I have help; I’ve had it since moving to South America six years ago. There’s a saying round these parts: “You either have a maid or you are a maid.” In my case, it’d be a doorman or handyman or whatnot. Either way, with the daily rate for a housekeeper being an exploitative R$60 (US$37), having help isn’t really seen as a luxury down here. I think of it as job creation. I don’t even want to know how much – or little – the nannies make.

I’ve always paid the help as far above the going rate as I could, considering a) just because I can exploit a segment of the population doesn’t mean I should, and b) most of the help in general consists of black/brown women with kids struggling to pay tuition at a private school so that their kids don’t end up as maids or servicemen themselves, ergo I empathize with the help. As I’ve said on this blog before, had it not been for an Anglo-American slaver bringing my ancestors this side of the Pond, the help could easily have been my mother, sister, aunt, grandma, etc. People here insist that I pay too much, that I “spoil” the help. Yet these same people don’t think twice about requesting raises from their bosses.

My help have always, always been honest, intelligent ladies who have left 100-real bank notes they found balled up in my shirt pocket flattened and pressed on the kitchen table in plain view. They’ve been meticulous housekeepers, and sometimes, expert cooks. My help has better budgeting skills than I do, never complaining even once when I’ve had to miss payment one week because of my own foolishness. The help doesn’t really get a lot of respect, either: “A smart maid is a secretary.” God bless my help.
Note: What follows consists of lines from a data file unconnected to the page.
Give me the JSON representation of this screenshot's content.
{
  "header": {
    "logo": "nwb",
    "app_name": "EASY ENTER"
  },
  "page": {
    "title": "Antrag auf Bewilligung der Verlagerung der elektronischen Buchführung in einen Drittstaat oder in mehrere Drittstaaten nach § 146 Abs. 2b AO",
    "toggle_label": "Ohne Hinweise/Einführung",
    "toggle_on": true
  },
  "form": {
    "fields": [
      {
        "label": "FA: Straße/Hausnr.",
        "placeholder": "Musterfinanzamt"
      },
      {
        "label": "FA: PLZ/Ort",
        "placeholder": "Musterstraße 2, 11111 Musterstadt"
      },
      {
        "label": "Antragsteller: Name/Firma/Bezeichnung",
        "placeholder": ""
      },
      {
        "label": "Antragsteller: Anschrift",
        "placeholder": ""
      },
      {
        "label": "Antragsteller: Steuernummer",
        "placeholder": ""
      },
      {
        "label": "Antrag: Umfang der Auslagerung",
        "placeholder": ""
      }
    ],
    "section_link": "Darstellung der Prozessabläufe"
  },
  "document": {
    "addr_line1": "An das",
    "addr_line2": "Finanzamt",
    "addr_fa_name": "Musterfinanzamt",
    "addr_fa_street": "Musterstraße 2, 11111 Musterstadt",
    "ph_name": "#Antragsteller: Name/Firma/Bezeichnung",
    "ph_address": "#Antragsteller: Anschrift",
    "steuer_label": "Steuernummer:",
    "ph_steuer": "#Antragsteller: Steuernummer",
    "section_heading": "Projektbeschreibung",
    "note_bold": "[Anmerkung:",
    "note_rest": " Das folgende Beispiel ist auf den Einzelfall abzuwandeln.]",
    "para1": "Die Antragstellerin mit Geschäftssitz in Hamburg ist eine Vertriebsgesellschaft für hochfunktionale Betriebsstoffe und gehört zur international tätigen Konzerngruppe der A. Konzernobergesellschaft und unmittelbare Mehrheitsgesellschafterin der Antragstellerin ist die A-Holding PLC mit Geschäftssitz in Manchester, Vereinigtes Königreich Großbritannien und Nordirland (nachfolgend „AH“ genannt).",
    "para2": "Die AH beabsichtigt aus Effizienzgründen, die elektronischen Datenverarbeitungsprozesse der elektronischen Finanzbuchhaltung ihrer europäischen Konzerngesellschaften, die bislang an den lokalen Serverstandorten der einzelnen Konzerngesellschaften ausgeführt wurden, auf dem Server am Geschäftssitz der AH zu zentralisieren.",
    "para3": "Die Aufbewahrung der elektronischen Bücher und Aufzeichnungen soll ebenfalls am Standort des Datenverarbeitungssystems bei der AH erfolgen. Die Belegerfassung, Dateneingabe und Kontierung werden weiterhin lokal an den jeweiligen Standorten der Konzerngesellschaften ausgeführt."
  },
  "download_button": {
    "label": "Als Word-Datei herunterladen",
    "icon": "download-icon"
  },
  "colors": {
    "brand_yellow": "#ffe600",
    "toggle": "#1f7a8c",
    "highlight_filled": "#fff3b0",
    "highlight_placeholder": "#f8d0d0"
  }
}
Hats off to Señora Gladys, Teresa, Diva, and Rosa. Unfortunately, you’ll never know just how much your help means to any country’s “economic miracle.”